US denounces Bosnian Serb bid to reassess 1990s war crimes

Bosnian Muslims angered by Serb rejection of Srebrenica genocide rulings

Bosnian Serb leader Milorad Dodik rejects rulings that the Srebrenica massacre was genocide. Photograph: Elvis Barukcic/AFP/Getty Images

Bosnian Serb leader Milorad Dodik rejects rulings that the Srebrenica massacre was genocide. Photograph: Elvis Barukcic/AFP/Getty Images

 

The United States has criticised Bosnian Serb officials for launching new investigations into atrocities committed in Srebrenica and Sarajevo during the country’s 1992-1995 war, as they continue to deny that their ethnic kin were guilty of genocide.

Former Bosnian Serb commanders and soldiers have been convicted over the 1995 massacre of some 8,000 unarmed Bosnian Muslims at Srebrenica and the 44-month siege of Sarajevo, which was the longest such ordeal to be inflicted on a major city in modern history.

Yet Bosnian Serb leader Milorad Dodik – like many Serbs – rejects rulings by the International Criminal Tribunal for the Former Yugoslavia and the International Court of Justice that the Srebrenica massacre was genocide, and he believes the number of wartime Muslim victims has been exaggerated and Serb suffering ignored.

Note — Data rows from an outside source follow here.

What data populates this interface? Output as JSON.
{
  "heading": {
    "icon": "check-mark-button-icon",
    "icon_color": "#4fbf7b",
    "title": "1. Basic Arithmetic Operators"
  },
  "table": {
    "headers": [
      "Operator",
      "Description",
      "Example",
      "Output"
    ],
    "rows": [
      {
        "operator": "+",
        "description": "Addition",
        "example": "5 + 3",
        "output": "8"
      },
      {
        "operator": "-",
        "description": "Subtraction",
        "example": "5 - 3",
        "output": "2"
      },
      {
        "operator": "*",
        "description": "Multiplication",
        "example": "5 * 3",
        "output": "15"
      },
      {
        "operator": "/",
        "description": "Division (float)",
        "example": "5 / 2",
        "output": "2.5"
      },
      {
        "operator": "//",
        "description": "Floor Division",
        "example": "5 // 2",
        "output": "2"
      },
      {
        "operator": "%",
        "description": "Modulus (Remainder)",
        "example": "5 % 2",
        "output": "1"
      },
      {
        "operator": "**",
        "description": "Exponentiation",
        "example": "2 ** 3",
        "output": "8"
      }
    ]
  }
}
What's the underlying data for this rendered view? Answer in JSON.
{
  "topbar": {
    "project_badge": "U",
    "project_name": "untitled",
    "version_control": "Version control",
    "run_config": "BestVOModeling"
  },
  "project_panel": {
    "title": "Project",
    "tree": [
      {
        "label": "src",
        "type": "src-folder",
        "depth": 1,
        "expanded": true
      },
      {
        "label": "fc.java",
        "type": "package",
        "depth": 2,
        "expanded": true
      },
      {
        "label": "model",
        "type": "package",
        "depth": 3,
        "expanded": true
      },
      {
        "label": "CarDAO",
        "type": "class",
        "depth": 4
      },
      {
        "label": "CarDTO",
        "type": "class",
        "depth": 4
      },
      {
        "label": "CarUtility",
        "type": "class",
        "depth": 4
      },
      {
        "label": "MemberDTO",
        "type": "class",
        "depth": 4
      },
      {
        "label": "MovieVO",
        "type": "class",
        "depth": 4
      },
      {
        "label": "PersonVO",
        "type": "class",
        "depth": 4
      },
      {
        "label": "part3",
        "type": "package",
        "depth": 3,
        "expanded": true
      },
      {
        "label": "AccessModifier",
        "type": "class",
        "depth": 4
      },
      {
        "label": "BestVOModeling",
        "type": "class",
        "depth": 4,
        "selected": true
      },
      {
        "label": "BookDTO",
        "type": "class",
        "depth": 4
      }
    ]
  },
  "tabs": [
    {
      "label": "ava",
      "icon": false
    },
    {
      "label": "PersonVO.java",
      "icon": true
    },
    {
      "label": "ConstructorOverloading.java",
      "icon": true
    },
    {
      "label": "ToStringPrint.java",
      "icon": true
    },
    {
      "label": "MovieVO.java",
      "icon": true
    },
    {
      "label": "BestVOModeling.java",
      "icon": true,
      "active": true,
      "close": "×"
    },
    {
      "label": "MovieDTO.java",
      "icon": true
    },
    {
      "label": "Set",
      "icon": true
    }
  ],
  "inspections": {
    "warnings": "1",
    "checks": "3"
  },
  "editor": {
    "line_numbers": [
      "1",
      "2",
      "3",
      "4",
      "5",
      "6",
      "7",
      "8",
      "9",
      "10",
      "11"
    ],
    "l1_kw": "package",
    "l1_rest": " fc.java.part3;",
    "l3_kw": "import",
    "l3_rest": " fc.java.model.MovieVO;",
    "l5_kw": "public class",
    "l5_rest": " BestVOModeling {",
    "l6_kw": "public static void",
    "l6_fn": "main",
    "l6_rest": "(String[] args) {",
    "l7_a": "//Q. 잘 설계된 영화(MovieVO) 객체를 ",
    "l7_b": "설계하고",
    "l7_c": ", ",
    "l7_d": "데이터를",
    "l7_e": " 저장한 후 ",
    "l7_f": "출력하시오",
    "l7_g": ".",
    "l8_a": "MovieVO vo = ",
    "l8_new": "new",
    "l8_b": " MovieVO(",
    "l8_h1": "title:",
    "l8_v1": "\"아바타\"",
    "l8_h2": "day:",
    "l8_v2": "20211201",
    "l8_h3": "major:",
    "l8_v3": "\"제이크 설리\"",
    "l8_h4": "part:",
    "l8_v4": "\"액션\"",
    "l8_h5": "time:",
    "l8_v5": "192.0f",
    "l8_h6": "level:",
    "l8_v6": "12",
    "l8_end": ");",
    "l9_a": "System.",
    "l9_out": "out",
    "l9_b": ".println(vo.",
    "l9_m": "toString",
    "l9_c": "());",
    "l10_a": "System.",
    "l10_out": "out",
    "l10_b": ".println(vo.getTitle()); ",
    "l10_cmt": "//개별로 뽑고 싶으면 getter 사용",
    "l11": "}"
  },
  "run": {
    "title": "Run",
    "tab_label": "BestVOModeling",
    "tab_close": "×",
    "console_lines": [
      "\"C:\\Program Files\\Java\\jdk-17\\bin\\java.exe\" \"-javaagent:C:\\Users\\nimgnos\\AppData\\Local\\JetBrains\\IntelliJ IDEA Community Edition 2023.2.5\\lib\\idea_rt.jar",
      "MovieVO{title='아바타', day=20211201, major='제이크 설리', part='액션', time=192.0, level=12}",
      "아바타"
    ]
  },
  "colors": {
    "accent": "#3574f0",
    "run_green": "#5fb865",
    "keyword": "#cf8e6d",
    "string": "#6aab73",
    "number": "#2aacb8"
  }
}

Mr Dodik is the prime mover behind the creation of two commissions, led by Israeli academics and to include several other foreign members, which Serb officials say will bring rigour and balance to the study of Bosnia’s bloody recent history.

Bosnian Muslim (Bosniak) officials denounced the move as revisionism and warned that it would deepen rifts in ethnically divided Bosnia amid fresh threats from Mr Dodik to seek independence for its Serb-run Republika Srpska region.

“Everyone should respect court decisions and bravely face and accept the truth, regardless of how painful it was,” the US embassy in Sarajevo said on Friday, according to Bosnia’s N1 news service.

Condemnation

The US also reiterated condemnation of decisions by Republika Srpska’s parliament last year to quash a 2004 report recognising Bosnian Serb crimes committed at Srebrenica and to call for a new study into those events.

At the time, US state department spokeswoman Heather Nauert called the vote “a step in the wrong direction” for Bosnia and “part of wider efforts to revise the facts of the past war, to deny history and to politicise tragedy”.

“It is in the interest of the citizens of Republika Srpska to reverse the trend of revering convicted war criminals as heroes, and to ensure their crimes continue to be publicly rejected,” she added.

Ramiz Salkic, the Bosniak vice-president of Republika Srpska, said the new historical commissions would only “produce instability, distrust and endanger peace”.

Former mayor of Srebrenica Camil Durakovic called the move “a waste of time and financial resources. It is a political act, not a true approach to the analysis of the past.”

“This is one of the final stages of genocide – revisionism and an attempt to equalise and erase historical facts,” he added.

The pro-Russian Mr Dodik recently renewed threats to seek secession for Republika Srpska if Bosniak politicians went through with a legal bid to change the name of his region, which they claim discriminates against Bosnia’s Muslims and Croats.

The leaders of neighbouring Serbia broadly share Mr Dodik’s views on Srebrenica and, during Russian president Vladimir Putin’s visit to Belgrade last month, Serbian president Aleksandar Vucic thanked him again for blocking a UN resolution drafted by Britain in 2015 to condemn the massacre as genocide.